## Activity
The required answer is each line in the entries below where "Software" occurs.

## Provided records
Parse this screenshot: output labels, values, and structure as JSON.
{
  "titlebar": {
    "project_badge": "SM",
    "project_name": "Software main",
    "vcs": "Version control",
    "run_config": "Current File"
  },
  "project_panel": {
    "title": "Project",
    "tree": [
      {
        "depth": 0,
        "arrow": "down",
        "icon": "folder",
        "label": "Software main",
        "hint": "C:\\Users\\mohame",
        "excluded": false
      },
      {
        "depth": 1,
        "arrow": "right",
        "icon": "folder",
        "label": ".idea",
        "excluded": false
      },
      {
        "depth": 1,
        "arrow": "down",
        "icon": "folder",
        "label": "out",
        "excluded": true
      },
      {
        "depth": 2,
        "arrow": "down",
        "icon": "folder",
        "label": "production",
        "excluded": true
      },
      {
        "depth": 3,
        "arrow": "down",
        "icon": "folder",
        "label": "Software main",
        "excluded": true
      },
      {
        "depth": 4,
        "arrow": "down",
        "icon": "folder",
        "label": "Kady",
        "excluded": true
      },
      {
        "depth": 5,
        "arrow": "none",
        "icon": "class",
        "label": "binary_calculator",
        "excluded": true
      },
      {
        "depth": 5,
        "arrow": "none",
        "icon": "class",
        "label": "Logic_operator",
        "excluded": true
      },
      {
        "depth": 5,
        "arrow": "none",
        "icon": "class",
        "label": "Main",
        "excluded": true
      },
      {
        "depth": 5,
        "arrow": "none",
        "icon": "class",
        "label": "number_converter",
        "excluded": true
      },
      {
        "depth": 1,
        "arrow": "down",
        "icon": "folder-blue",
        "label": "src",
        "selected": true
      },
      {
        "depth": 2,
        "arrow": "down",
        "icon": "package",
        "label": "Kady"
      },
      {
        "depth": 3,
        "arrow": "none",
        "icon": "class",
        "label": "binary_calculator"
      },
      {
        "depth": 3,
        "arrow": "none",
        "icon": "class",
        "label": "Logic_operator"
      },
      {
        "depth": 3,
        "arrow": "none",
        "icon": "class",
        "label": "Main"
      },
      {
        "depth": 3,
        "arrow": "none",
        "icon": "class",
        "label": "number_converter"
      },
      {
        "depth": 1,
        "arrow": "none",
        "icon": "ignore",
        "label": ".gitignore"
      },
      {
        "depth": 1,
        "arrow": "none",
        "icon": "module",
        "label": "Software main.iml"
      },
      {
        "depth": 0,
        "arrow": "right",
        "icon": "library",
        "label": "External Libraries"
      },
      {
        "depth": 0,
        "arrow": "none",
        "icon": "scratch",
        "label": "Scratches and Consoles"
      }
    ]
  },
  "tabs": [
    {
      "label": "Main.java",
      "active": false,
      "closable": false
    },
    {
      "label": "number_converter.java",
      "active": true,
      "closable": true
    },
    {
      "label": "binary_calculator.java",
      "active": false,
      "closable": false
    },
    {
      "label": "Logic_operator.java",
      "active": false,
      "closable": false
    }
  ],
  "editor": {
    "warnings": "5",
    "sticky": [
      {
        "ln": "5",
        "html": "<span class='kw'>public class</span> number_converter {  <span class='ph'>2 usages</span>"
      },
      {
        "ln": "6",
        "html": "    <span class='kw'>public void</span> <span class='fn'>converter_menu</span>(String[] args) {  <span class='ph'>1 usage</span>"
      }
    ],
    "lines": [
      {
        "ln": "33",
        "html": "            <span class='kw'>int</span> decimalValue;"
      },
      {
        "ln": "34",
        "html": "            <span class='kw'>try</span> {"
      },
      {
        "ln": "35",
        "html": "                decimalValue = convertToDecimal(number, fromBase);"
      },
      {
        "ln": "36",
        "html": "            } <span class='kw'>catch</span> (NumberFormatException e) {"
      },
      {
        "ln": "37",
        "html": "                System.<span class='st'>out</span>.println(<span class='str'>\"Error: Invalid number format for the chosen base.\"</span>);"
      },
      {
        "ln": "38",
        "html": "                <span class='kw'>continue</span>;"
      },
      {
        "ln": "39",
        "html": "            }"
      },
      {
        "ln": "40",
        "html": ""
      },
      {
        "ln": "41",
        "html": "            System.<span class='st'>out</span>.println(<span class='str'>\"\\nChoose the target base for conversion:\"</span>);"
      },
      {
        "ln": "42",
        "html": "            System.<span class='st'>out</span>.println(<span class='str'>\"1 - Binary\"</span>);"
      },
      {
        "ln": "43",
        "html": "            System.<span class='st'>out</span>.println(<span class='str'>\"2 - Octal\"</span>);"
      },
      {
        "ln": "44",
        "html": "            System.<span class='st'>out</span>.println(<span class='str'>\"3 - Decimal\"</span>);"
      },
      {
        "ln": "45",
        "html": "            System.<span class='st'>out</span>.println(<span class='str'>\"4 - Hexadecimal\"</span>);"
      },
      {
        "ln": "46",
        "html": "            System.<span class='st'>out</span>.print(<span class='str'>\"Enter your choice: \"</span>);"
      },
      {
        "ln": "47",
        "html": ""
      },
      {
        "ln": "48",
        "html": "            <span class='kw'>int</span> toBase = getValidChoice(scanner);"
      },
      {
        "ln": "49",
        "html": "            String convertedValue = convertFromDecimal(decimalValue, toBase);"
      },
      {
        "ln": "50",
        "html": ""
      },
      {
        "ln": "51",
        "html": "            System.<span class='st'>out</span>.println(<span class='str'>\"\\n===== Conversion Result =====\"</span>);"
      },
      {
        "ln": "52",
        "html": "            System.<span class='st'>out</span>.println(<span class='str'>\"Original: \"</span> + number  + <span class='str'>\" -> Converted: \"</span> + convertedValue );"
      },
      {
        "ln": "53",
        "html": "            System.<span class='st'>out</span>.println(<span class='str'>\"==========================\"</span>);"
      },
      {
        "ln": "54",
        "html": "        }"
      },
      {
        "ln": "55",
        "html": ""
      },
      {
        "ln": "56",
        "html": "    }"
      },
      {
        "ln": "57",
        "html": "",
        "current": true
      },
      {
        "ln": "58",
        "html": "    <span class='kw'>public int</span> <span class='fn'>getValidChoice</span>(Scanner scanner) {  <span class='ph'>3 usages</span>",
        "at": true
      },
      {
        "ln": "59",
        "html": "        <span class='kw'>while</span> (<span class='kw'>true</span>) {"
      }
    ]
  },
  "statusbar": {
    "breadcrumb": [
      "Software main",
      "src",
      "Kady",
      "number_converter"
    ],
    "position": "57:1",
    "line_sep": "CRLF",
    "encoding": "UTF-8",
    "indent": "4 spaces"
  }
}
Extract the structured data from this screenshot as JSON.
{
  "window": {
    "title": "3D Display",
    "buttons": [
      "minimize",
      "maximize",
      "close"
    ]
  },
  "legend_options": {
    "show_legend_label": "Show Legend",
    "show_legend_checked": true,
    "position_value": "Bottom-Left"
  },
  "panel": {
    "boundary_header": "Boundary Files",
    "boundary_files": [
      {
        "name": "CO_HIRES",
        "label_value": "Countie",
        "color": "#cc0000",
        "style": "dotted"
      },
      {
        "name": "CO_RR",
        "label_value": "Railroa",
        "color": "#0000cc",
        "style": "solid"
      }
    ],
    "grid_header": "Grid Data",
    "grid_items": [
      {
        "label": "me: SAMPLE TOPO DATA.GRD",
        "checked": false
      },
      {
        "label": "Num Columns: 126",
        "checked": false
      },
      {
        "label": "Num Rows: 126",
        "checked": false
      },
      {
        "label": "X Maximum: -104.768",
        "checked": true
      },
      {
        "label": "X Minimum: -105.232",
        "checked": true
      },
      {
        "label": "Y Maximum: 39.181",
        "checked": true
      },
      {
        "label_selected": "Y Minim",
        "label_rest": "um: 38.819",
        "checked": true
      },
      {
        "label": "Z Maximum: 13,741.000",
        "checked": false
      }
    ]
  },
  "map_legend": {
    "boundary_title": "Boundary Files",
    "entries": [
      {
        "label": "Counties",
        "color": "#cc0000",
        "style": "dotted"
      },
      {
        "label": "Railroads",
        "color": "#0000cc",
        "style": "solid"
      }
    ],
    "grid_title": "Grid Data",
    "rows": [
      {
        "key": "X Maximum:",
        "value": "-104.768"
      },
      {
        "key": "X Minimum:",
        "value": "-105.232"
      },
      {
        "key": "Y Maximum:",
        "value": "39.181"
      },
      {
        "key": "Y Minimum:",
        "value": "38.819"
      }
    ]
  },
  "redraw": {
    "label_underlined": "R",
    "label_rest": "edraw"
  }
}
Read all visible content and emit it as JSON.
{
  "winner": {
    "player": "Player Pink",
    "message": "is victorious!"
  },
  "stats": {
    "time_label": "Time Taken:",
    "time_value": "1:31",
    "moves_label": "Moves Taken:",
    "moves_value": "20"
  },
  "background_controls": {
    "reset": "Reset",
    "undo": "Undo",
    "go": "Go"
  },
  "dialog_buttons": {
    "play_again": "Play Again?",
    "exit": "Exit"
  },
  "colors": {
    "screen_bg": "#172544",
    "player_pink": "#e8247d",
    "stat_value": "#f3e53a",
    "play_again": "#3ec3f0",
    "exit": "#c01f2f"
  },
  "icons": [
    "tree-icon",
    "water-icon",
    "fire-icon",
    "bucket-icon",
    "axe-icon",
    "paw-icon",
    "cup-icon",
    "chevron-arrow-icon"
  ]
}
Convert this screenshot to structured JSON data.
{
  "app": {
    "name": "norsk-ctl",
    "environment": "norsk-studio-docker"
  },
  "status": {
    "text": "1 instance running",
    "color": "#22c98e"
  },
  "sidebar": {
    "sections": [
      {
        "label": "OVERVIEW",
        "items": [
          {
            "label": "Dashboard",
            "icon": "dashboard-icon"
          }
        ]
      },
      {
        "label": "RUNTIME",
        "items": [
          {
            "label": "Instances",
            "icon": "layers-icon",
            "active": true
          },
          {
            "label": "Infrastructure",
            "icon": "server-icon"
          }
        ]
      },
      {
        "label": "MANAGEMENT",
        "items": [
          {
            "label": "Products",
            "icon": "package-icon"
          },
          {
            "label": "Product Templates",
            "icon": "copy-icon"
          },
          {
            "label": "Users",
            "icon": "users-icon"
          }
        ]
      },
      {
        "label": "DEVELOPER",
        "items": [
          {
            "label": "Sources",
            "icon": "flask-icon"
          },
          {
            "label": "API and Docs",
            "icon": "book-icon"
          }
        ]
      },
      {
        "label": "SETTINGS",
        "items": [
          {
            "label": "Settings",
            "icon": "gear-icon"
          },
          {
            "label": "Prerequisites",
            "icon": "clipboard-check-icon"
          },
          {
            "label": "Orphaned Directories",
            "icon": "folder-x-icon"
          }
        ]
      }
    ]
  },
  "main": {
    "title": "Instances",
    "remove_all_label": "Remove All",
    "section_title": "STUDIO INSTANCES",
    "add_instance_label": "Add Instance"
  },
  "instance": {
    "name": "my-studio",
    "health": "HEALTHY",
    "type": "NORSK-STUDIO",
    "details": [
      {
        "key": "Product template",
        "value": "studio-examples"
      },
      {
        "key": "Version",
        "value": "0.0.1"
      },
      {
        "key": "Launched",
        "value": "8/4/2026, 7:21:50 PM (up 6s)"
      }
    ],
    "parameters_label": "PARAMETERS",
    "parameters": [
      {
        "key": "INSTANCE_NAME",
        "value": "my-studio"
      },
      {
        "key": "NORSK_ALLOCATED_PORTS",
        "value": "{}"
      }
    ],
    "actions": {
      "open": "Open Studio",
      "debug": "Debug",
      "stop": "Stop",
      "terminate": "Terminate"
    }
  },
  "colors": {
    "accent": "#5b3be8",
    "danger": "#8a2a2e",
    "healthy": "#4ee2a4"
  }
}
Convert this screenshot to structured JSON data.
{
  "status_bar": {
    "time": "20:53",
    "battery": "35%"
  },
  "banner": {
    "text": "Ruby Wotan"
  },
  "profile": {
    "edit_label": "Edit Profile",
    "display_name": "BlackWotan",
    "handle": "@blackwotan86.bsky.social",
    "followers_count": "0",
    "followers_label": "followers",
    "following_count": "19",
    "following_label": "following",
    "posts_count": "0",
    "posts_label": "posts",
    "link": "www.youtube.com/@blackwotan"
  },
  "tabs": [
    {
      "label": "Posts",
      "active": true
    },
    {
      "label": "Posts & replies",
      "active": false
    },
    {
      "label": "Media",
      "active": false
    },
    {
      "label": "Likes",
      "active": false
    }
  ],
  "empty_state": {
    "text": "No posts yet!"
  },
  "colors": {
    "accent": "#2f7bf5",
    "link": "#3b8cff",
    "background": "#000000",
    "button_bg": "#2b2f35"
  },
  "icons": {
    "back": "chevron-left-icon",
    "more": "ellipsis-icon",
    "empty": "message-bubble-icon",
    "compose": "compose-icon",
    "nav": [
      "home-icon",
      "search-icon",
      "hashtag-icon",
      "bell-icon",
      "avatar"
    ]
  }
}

## Solution for this problem
    "project_name": "Software main",
        "label": "Software main",
        "label": "Software main",
        "label": "Software main.iml"
      "Software main",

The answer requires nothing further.